The first five week course offering for The Free University Art School was completed last Sunday, April 3, 2011, with Jon-Paul Bail’s presentation of a personal history of Oakland Street Art. Fitting perfectly into the Free University Art School’s step-by-step art of the street approach, the sweep and course arch of the four presentations:
1. Chris Shaw and I present Rock Art, and demonstrate printing techniques.
2. Blek le Rat – speaks to three decades of street art, defines the state of the art both high brow and low brow, and produces a stencil painting live.
3. Winston Smith – discusses his life and art, with me and Vale of RE/Search Magazine as moderator. Winston explored the long San Francisco tradition of DYI and punk art.
4. Jon-Paul Bail’s story of Oakland and San Francisco street art from 1980′s to present. I moderated and Ron Donovan printed JP’s street piece.
Jon-Paul culminates his class – and the Free U Art School first five weeks – by leading our class down Valencia Street in the Mission of San Francisco to make art on the street. We pasted Winston Smith’s Nuclear Scream, a reaction to the Japanese nuclear disaster.
Thanks everyone who came to learn, who came to teach, and for keeping the dream alive.
The Free University of San Francisco aims to make the highest level of education available, completely free, to any individual who wants it, regardless of color, creed, age, gender, nationality, religion or immigration status— a university free of money, taught for free.

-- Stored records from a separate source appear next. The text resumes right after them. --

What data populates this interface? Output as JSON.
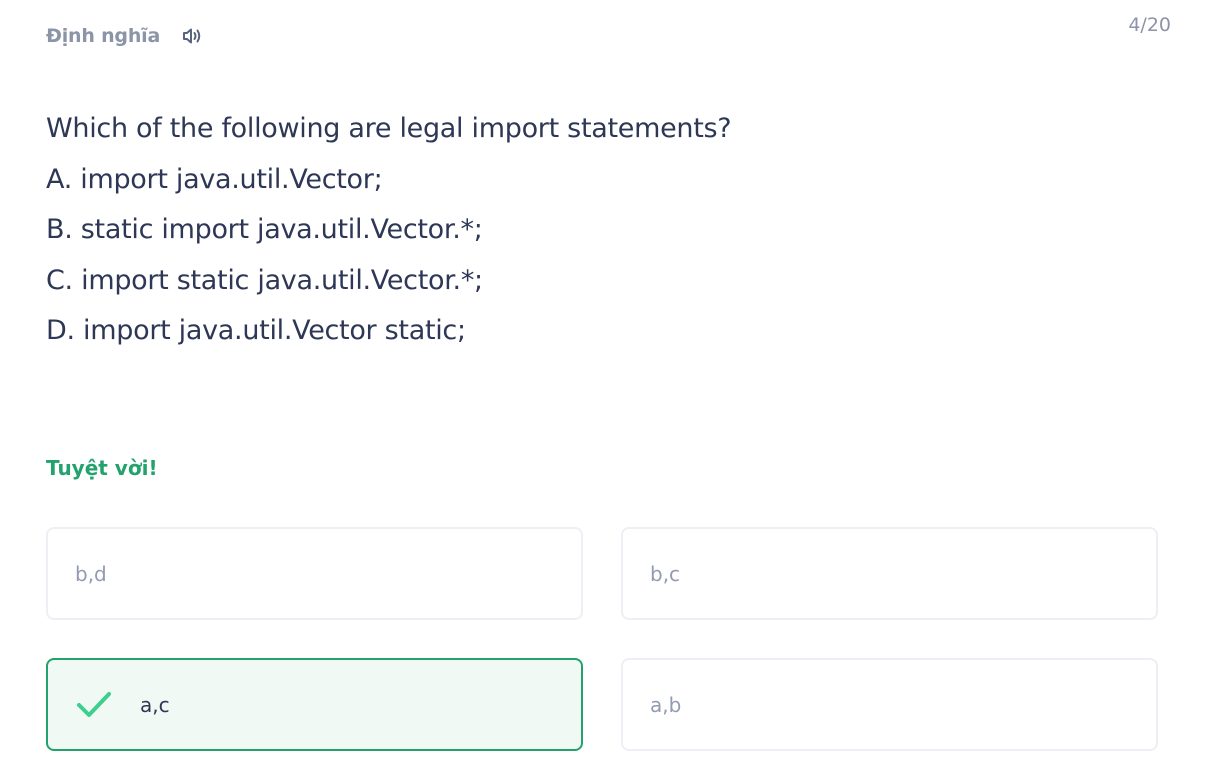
{
  "header": {
    "term_label": "Định nghĩa",
    "audio_icon": "speaker-icon",
    "progress": "4/20"
  },
  "question": {
    "lines": [
      "Which of the following are legal import statements?",
      "A. import java.util.Vector;",
      "B. static import java.util.Vector.*;",
      "C. import static java.util.Vector.*;",
      "D. import java.util.Vector static;"
    ]
  },
  "feedback": {
    "text": "Tuyệt vời!",
    "color": "#23a26d"
  },
  "options": [
    {
      "label": "b,d",
      "state": "default"
    },
    {
      "label": "b,c",
      "state": "default"
    },
    {
      "label": "a,c",
      "state": "correct",
      "icon": "checkmark-icon"
    },
    {
      "label": "a,b",
      "state": "default"
    }
  ],
  "colors": {
    "correct_border": "#23a26d",
    "correct_background": "#f1f9f5",
    "option_border": "#edeff4",
    "muted_text": "#939bb4",
    "primary_text": "#2e3856"
  }
}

The only requirement for membership is a desire to teach and/or a desire to learn.
Eric Drooker, Free University Art School Event
Friday, April 15, 2011 – 7:30PM to 9PM
72 Tehama Street (one block south of Howard Street / off 2nd Street)
San Francisco, CA
ERIC DROOKER is a painter and graphic novelist, born and raised on Manhattan Island. He’s the award-winning author of “Flood! A Novel in Pictures,” and “Blood Song.” He designed the animation for the recent film, “Howl,” a movie based on the epic poem by Allen Ginsberg, who collaborated with Drooker on the book “Illuminated Poems.” His paintings appear on covers of “The New Yorker,” and hang in numerous collections.
Visual artist Eric Drooker will project hundreds of images and explore his early years as a street artist in New York City. Although he continues to create radical street posters, he’ll demonstrate how his images function in various popular mediums. He’ll trace the evolution of his graphic novels into animation–as in the recent hit film “Howl”–and discuss his experiences creating public art, covers for “The New Yorker,” and his slow infiltration of the mainstream.
Lecture will be accompanied by the artist on a variety of musical instruments.